Although he continued to write chamber music, Kodály’s focus shifted over the ensuing decades. It was therefore to Bartók that attention turned in matters of the string quartet, and the Hungarian chapter of the genre’s history is dominated by his six contributions. But in 1952, long after the premieres of revered works such as Psalmus hungaricus
, Háry János
and The Dances of Galánta
, and the establishment of his educational philosophies, adopted internationally as the ‘Kodály Method’, the composer penned a Gavotte for three violins and cello.

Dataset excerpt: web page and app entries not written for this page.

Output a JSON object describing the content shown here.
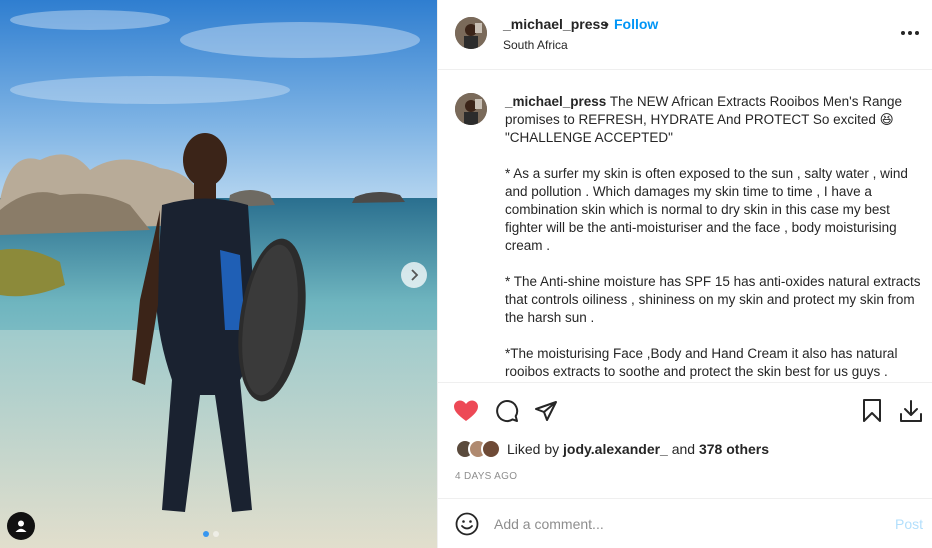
{
  "post": {
    "username": "_michael_press",
    "follow_label": "Follow",
    "separator": "•",
    "location": "South Africa",
    "more_icon": "more-options-icon"
  },
  "caption": {
    "username": "_michael_press",
    "line1": "The NEW African Extracts Rooibos Men's Range promises to REFRESH, HYDRATE And PROTECT So excited 😆 \"CHALLENGE ACCEPTED\"",
    "para2": "* As a surfer my skin is often exposed to the sun , salty water , wind and pollution . Which damages my skin time to time , I have a combination skin which is normal to dry skin in this case my best fighter will be the anti-moisturiser and the face , body moisturising cream .",
    "para3": "* The Anti-shine moisture has SPF 15 has anti-oxides natural extracts that controls oiliness , shininess on my skin and protect my skin from the harsh sun .",
    "para4": "*The moisturising Face ,Body and Hand Cream it also has natural rooibos extracts to soothe and protect the skin best for us guys ."
  },
  "likes": {
    "prefix": "Liked by",
    "user": "jody.alexander_",
    "middle": "and",
    "others": "378 others"
  },
  "timestamp": "4 DAYS AGO",
  "comment": {
    "placeholder": "Add a comment...",
    "post_label": "Post"
  },
  "carousel": {
    "slide_count": 2,
    "current_slide": 1
  },
  "colors": {
    "accent": "#0095f6",
    "like_red": "#ed4956",
    "post_disabled": "#b2dffc",
    "muted": "#8e8e8e"
  }
}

Although the form and language of the work are modishly neoclassical, there is a heartfelt simplicity that is unmistakably folkloric.
from notes by Gavin Plumley © 2014